Your response should consist of the entries below, written out exactly.

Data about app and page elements
○ ○ ○ ○ ○ ○ ○

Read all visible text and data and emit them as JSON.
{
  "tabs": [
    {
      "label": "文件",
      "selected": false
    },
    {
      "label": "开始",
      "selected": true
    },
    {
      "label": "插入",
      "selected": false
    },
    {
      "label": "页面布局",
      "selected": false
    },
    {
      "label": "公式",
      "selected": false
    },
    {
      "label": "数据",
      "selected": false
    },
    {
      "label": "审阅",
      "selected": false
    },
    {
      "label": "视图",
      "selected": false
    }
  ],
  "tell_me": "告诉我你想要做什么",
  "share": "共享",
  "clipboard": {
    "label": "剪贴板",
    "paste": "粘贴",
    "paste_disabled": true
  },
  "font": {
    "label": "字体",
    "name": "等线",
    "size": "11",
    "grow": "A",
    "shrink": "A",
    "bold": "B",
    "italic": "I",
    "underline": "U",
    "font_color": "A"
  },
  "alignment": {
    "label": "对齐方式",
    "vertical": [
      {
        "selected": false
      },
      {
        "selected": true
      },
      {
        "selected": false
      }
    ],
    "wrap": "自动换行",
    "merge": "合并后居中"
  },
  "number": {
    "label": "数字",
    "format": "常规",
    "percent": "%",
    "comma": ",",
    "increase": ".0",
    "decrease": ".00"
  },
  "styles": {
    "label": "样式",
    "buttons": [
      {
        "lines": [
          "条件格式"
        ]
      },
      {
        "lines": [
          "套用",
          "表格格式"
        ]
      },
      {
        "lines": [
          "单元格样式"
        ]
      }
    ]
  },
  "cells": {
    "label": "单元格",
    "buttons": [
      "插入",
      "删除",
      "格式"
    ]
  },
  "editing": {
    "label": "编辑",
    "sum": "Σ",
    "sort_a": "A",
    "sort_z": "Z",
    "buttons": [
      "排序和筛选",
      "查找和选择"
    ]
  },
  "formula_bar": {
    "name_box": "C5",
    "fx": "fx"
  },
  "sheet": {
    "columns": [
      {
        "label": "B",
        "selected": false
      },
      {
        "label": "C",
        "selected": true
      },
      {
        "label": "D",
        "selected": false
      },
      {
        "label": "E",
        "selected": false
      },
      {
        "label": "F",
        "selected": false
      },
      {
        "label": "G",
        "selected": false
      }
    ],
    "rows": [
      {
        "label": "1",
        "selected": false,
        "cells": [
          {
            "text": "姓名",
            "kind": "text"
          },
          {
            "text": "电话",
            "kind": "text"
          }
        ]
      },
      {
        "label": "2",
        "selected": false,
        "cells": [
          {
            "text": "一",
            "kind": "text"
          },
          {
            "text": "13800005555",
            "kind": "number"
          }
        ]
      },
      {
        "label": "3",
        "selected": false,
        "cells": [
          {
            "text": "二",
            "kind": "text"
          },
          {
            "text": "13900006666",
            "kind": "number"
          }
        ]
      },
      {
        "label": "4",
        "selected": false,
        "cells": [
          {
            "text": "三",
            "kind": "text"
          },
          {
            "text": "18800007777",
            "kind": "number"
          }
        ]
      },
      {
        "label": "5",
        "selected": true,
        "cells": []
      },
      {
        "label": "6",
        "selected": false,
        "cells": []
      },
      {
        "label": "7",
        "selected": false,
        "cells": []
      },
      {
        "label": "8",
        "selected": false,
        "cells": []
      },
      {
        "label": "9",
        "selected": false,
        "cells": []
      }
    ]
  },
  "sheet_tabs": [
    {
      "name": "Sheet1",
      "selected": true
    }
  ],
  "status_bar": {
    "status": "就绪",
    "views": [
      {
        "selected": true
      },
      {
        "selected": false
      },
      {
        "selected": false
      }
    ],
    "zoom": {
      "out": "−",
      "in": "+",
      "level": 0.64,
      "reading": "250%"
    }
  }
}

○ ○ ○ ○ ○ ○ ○

*Final answer*.
Read all visible text and data and emit them as JSON.
{
  "tabs": [
    {
      "label": "文件",
      "selected": false
    },
    {
      "label": "开始",
      "selected": true
    },
    {
      "label": "插入",
      "selected": false
    },
    {
      "label": "页面布局",
      "selected": false
    },
    {
      "label": "公式",
      "selected": false
    },
    {
      "label": "数据",
      "selected": false
    },
    {
      "label": "审阅",
      "selected": false
    },
    {
      "label": "视图",
      "selected": false
    }
  ],
  "tell_me": "告诉我你想要做什么",
  "share": "共享",
  "clipboard": {
    "label": "剪贴板",
    "paste": "粘贴",
    "paste_disabled": true
  },
  "font": {
    "label": "字体",
    "name": "等线",
    "size": "11",
    "grow": "A",
    "shrink": "A",
    "bold": "B",
    "italic": "I",
    "underline": "U",
    "font_color": "A"
  },
  "alignment": {
    "label": "对齐方式",
    "vertical": [
      {
        "selected": false
      },
      {
        "selected": true
      },
      {
        "selected": false
      }
    ],
    "wrap": "自动换行",
    "merge": "合并后居中"
  },
  "number": {
    "label": "数字",
    "format": "常规",
    "percent": "%",
    "comma": ",",
    "increase": ".0",
    "decrease": ".00"
  },
  "styles": {
    "label": "样式",
    "buttons": [
      {
        "lines": [
          "条件格式"
        ]
      },
      {
        "lines": [
          "套用",
          "表格格式"
        ]
      },
      {
        "lines": [
          "单元格样式"
        ]
      }
    ]
  },
  "cells": {
    "label": "单元格",
    "buttons": [
      "插入",
      "删除",
      "格式"
    ]
  },
  "editing": {
    "label": "编辑",
    "sum": "Σ",
    "sort_a": "A",
    "sort_z": "Z",
    "buttons": [
      "排序和筛选",
      "查找和选择"
    ]
  },
  "formula_bar": {
    "name_box": "C5",
    "fx": "fx"
  },
  "sheet": {
    "columns": [
      {
        "label": "B",
        "selected": false
      },
      {
        "label": "C",
        "selected": true
      },
      {
        "label": "D",
        "selected": false
      },
      {
        "label": "E",
        "selected": false
      },
      {
        "label": "F",
        "selected": false
      },
      {
        "label": "G",
        "selected": false
      }
    ],
    "rows": [
      {
        "label": "1",
        "selected": false,
        "cells": [
          {
            "text": "姓名",
            "kind": "text"
          },
          {
            "text": "电话",
            "kind": "text"
          }
        ]
      },
      {
        "label": "2",
        "selected": false,
        "cells": [
          {
            "text": "一",
            "kind": "text"
          },
          {
            "text": "13800005555",
            "kind": "number"
          }
        ]
      },
      {
        "label": "3",
        "selected": false,
        "cells": [
          {
            "text": "二",
            "kind": "text"
          },
          {
            "text": "13900006666",
            "kind": "number"
          }
        ]
      },
      {
        "label": "4",
        "selected": false,
        "cells": [
          {
            "text": "三",
            "kind": "text"
          },
          {
            "text": "18800007777",
            "kind": "number"
          }
        ]
      },
      {
        "label": "5",
        "selected": true,
        "cells": []
      },
      {
        "label": "6",
        "selected": false,
        "cells": []
      },
      {
        "label": "7",
        "selected": false,
        "cells": []
      },
      {
        "label": "8",
        "selected": false,
        "cells": []
      },
      {
        "label": "9",
        "selected": false,
        "cells": []
      }
    ]
  },
  "sheet_tabs": [
    {
      "name": "Sheet1",
      "selected": true
    }
  ],
  "status_bar": {
    "status": "就绪",
    "views": [
      {
        "selected": true
      },
      {
        "selected": false
      },
      {
        "selected": false
      }
    ],
    "zoom": {
      "out": "−",
      "in": "+",
      "level": 0.64,
      "reading": "250%"
    }
  }
}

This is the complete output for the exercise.